# Activity:
Filter this data down to the lines that hold "with", and copy them.

===============

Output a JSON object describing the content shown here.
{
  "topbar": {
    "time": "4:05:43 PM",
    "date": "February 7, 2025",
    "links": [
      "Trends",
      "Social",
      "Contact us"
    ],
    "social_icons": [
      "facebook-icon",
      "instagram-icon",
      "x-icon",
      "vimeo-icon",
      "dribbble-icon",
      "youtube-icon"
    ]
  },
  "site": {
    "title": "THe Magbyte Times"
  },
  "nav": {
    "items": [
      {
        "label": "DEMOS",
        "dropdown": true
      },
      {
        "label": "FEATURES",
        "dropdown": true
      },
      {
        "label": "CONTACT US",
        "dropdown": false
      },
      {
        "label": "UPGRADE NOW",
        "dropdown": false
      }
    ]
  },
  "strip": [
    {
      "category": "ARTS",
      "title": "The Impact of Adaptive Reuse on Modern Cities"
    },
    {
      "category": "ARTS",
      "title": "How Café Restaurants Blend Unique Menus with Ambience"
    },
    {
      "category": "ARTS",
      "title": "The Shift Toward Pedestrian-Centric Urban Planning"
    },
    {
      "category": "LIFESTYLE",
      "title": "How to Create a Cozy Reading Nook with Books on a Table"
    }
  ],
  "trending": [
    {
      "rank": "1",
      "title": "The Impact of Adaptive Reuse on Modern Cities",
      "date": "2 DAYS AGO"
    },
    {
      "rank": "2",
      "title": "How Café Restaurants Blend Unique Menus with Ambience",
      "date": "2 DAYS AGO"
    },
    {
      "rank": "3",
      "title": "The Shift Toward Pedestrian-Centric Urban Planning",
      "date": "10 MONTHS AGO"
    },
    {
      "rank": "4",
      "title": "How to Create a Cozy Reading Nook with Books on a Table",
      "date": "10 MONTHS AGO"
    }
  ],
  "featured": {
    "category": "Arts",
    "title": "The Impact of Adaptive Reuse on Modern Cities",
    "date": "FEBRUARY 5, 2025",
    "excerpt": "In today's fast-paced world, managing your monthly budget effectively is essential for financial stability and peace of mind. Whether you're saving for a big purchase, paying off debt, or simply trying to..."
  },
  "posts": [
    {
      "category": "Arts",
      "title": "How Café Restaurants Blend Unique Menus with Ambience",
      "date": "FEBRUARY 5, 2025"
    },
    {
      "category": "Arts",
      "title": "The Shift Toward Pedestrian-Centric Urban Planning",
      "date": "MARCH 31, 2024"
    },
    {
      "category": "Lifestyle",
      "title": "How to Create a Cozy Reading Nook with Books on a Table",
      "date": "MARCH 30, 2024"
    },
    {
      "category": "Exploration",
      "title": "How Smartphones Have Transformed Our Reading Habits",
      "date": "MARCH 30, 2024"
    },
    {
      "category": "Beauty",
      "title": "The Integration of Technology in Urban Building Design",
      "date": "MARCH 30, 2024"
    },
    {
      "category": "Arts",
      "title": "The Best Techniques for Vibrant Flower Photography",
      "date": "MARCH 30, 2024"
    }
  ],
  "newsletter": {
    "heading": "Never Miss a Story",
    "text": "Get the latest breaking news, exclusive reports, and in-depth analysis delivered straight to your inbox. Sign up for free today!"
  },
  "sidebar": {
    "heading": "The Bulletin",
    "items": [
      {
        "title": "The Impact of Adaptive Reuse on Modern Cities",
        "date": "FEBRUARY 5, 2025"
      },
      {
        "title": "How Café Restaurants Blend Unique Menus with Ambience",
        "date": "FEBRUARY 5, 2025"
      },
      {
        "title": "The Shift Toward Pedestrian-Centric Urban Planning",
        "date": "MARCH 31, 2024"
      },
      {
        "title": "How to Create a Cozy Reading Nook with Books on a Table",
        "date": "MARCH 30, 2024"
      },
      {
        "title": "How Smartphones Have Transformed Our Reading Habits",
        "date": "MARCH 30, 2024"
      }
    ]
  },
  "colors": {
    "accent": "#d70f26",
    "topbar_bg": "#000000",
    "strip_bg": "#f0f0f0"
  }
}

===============

# Result for this task:
      "title": "How Café Restaurants Blend Unique Menus with Ambience"
      "title": "How to Create a Cozy Reading Nook with Books on a Table"
      "title": "How Café Restaurants Blend Unique Menus with Ambience",
      "title": "How to Create a Cozy Reading Nook with Books on a Table",
      "title": "How Café Restaurants Blend Unique Menus with Ambience",
      "title": "How to Create a Cozy Reading Nook with Books on a Table",
        "title": "How Café Restaurants Blend Unique Menus with Ambience",
        "title": "How to Create a Cozy Reading Nook with Books on a Table",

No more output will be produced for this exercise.